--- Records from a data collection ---
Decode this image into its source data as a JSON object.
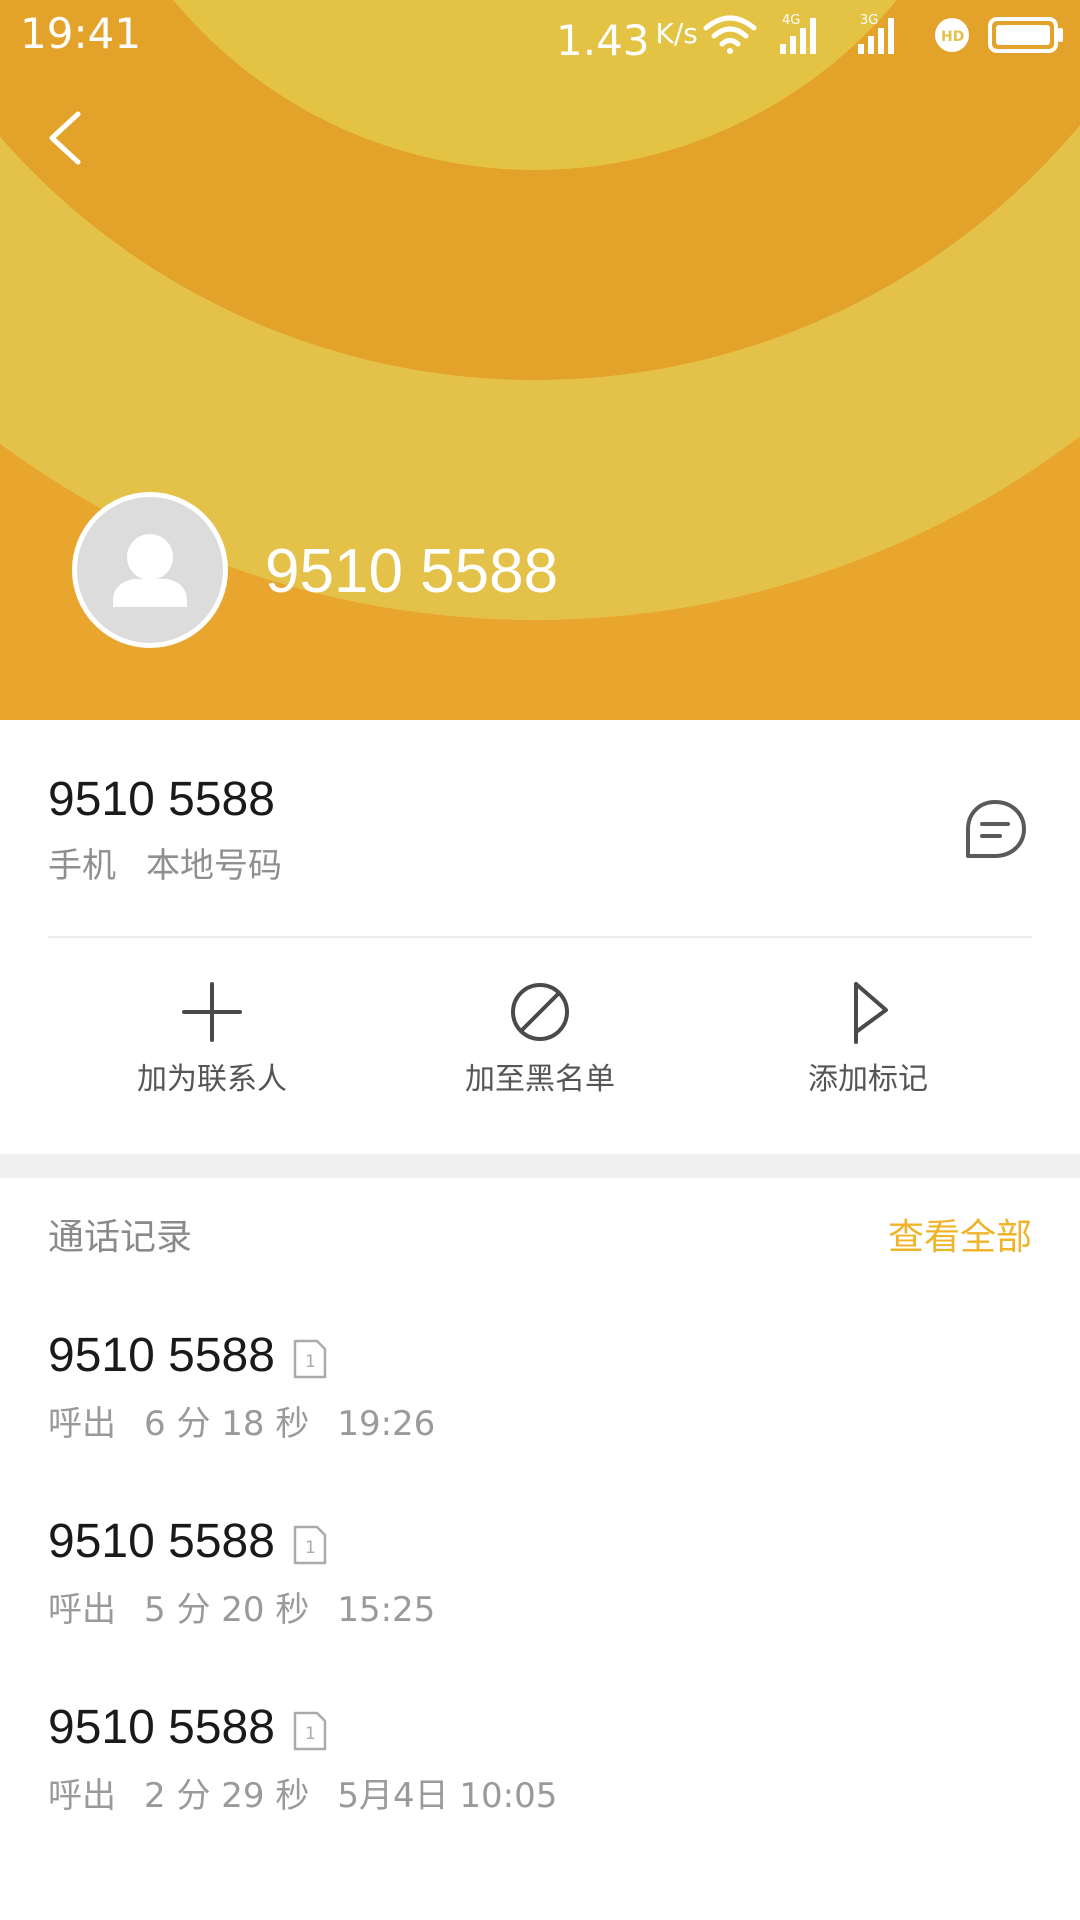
{
  "status_bar": {
    "time": "19:41",
    "speed": "1.43",
    "speed_unit": "K/s",
    "icons": [
      "wifi-icon",
      "signal-4g-icon",
      "signal-3g-icon",
      "hd-icon",
      "battery-icon"
    ]
  },
  "header": {
    "title": "9510 5588",
    "back_icon": "chevron-left-icon",
    "avatar_icon": "person-icon"
  },
  "contact": {
    "number": "9510 5588",
    "type": "手机",
    "location": "本地号码",
    "message_icon": "message-icon"
  },
  "actions": [
    {
      "label": "加为联系人",
      "icon": "plus-icon"
    },
    {
      "label": "加至黑名单",
      "icon": "block-icon"
    },
    {
      "label": "添加标记",
      "icon": "flag-icon"
    }
  ],
  "call_log": {
    "title": "通话记录",
    "view_all": "查看全部",
    "items": [
      {
        "number": "9510 5588",
        "sim": "1",
        "direction": "呼出",
        "duration": "6 分 18 秒",
        "time": "19:26"
      },
      {
        "number": "9510 5588",
        "sim": "1",
        "direction": "呼出",
        "duration": "5 分 20 秒",
        "time": "15:25"
      },
      {
        "number": "9510 5588",
        "sim": "1",
        "direction": "呼出",
        "duration": "2 分 29 秒",
        "time": "5月4日 10:05"
      }
    ]
  },
  "colors": {
    "hero_outer": "#e9a62f",
    "hero_middle": "#e4c24a",
    "hero_ring": "#e3a229",
    "hero_inner": "#e4c244",
    "accent": "#f0b429"
  }
}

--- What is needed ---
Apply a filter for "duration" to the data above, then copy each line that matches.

--- Answer section ---
        "duration": "6 分 18 秒",
        "duration": "5 分 20 秒",
        "duration": "2 分 29 秒",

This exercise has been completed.